▶ [WHAT THE TASK ASKS]: Each line below should be repeated exactly, but no picture should be carried over.

▶ [SUPPLIED INFORMATION]:
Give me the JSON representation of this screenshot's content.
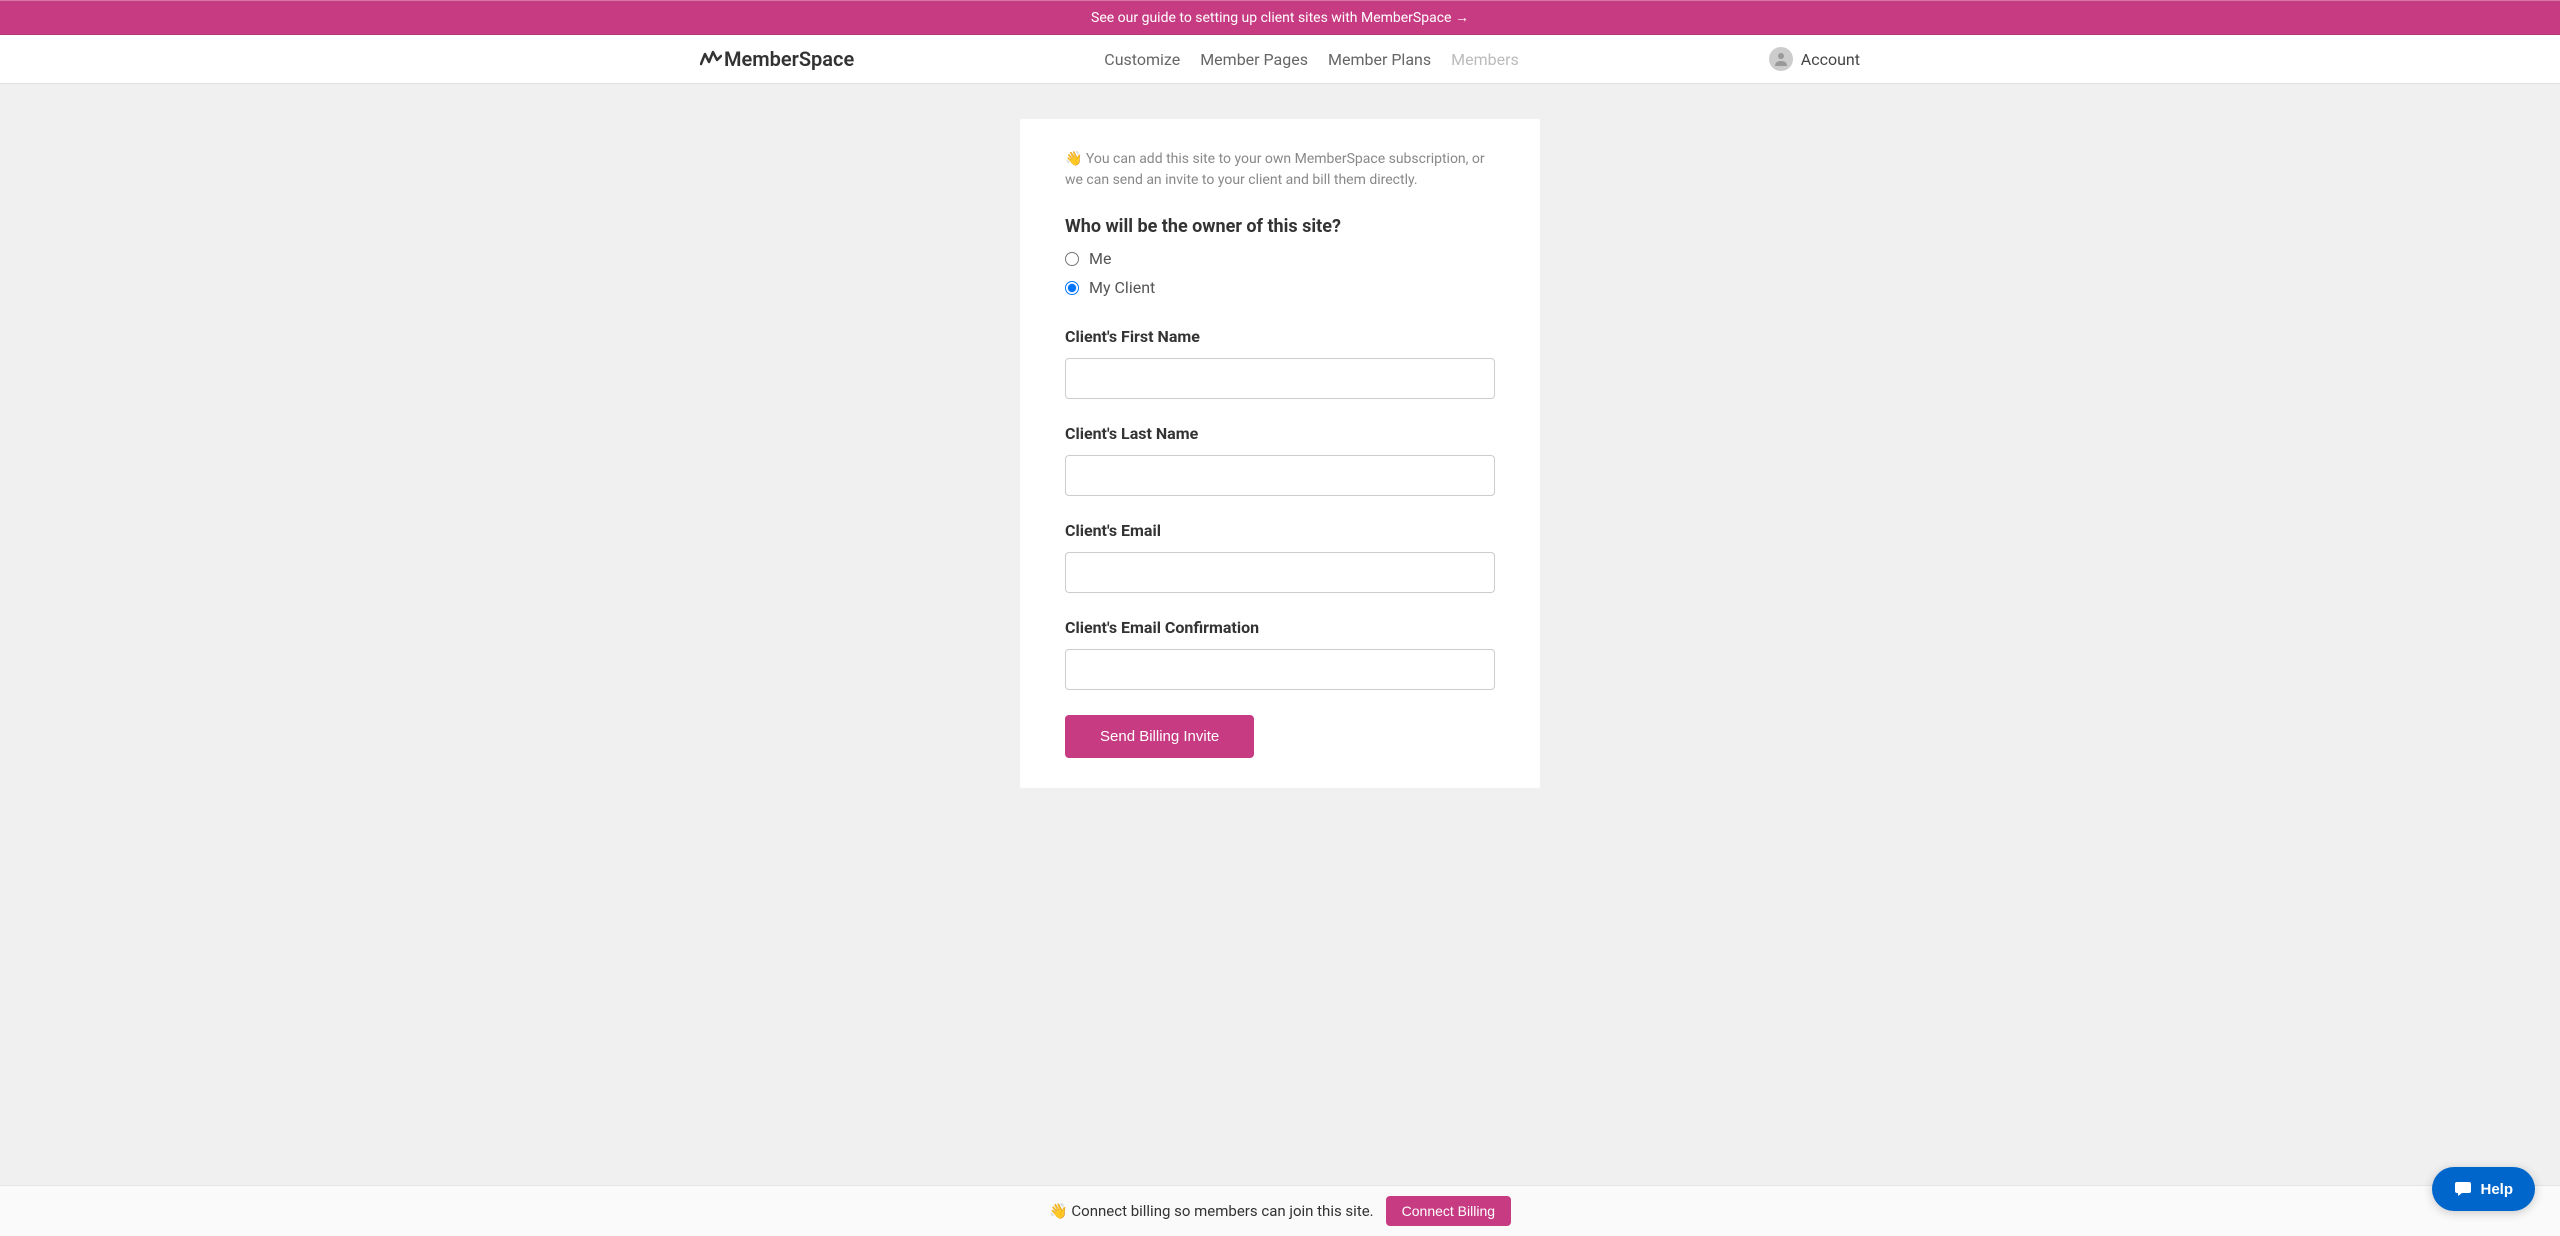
{
  "banner": {
    "text": "See our guide to setting up client sites with MemberSpace →"
  },
  "header": {
    "logo": "MemberSpace",
    "nav": {
      "customize": "Customize",
      "member_pages": "Member Pages",
      "member_plans": "Member Plans",
      "members": "Members"
    },
    "account_label": "Account"
  },
  "form": {
    "intro_emoji": "👋",
    "intro_text": " You can add this site to your own MemberSpace subscription, or we can send an invite to your client and bill them directly.",
    "owner_question": "Who will be the owner of this site?",
    "radio_me": "Me",
    "radio_client": "My Client",
    "first_name_label": "Client's First Name",
    "last_name_label": "Client's Last Name",
    "email_label": "Client's Email",
    "email_confirm_label": "Client's Email Confirmation",
    "submit_label": "Send Billing Invite"
  },
  "bottom_bar": {
    "emoji": "👋",
    "text": " Connect billing so members can join this site.",
    "button_label": "Connect Billing"
  },
  "help": {
    "label": "Help"
  }
}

▶ [ANSWER TO THIS EXERCISE]:
Give me the JSON representation of this screenshot's content.
{
  "banner": {
    "text": "See our guide to setting up client sites with MemberSpace →"
  },
  "header": {
    "logo": "MemberSpace",
    "nav": {
      "customize": "Customize",
      "member_pages": "Member Pages",
      "member_plans": "Member Plans",
      "members": "Members"
    },
    "account_label": "Account"
  },
  "form": {
    "intro_emoji": "👋",
    "intro_text": " You can add this site to your own MemberSpace subscription, or we can send an invite to your client and bill them directly.",
    "owner_question": "Who will be the owner of this site?",
    "radio_me": "Me",
    "radio_client": "My Client",
    "first_name_label": "Client's First Name",
    "last_name_label": "Client's Last Name",
    "email_label": "Client's Email",
    "email_confirm_label": "Client's Email Confirmation",
    "submit_label": "Send Billing Invite"
  },
  "bottom_bar": {
    "emoji": "👋",
    "text": " Connect billing so members can join this site.",
    "button_label": "Connect Billing"
  },
  "help": {
    "label": "Help"
  }
}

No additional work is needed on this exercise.